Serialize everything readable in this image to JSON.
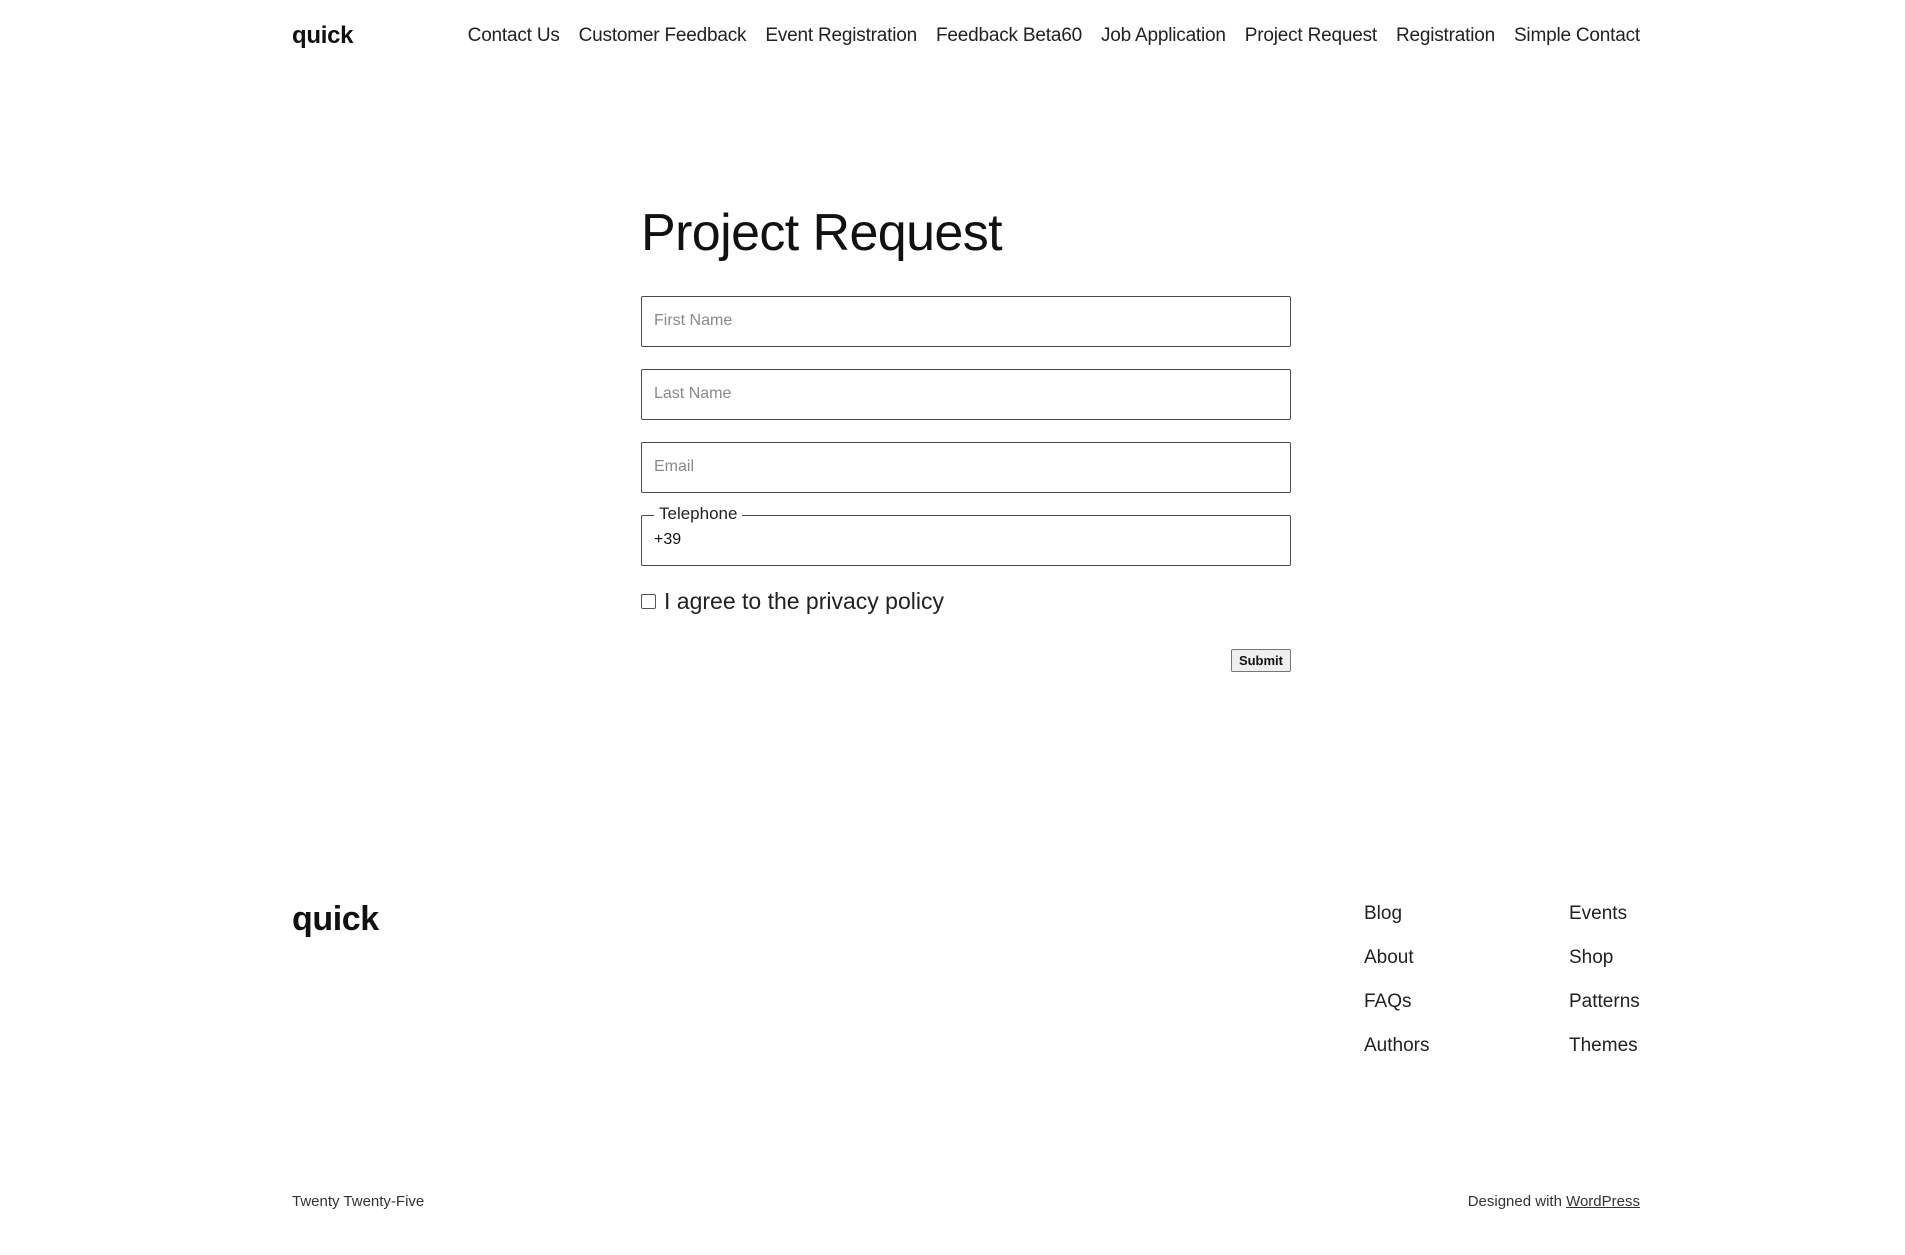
{
  "header": {
    "site_title": "quick",
    "nav": [
      "Contact Us",
      "Customer Feedback",
      "Event Registration",
      "Feedback Beta60",
      "Job Application",
      "Project Request",
      "Registration",
      "Simple Contact"
    ]
  },
  "form": {
    "title": "Project Request",
    "first_name_placeholder": "First Name",
    "last_name_placeholder": "Last Name",
    "email_placeholder": "Email",
    "telephone_label": "Telephone",
    "telephone_value": "+39",
    "consent_label": "I agree to the privacy policy",
    "submit_label": "Submit"
  },
  "footer": {
    "title": "quick",
    "col1": [
      "Blog",
      "About",
      "FAQs",
      "Authors"
    ],
    "col2": [
      "Events",
      "Shop",
      "Patterns",
      "Themes"
    ],
    "theme_name": "Twenty Twenty-Five",
    "designed_with": "Designed with",
    "wordpress_link": "WordPress"
  }
}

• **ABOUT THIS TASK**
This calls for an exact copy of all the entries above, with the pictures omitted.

• **REPLY**
Serialize everything readable in this image to JSON.
{
  "header": {
    "site_title": "quick",
    "nav": [
      "Contact Us",
      "Customer Feedback",
      "Event Registration",
      "Feedback Beta60",
      "Job Application",
      "Project Request",
      "Registration",
      "Simple Contact"
    ]
  },
  "form": {
    "title": "Project Request",
    "first_name_placeholder": "First Name",
    "last_name_placeholder": "Last Name",
    "email_placeholder": "Email",
    "telephone_label": "Telephone",
    "telephone_value": "+39",
    "consent_label": "I agree to the privacy policy",
    "submit_label": "Submit"
  },
  "footer": {
    "title": "quick",
    "col1": [
      "Blog",
      "About",
      "FAQs",
      "Authors"
    ],
    "col2": [
      "Events",
      "Shop",
      "Patterns",
      "Themes"
    ],
    "theme_name": "Twenty Twenty-Five",
    "designed_with": "Designed with",
    "wordpress_link": "WordPress"
  }
}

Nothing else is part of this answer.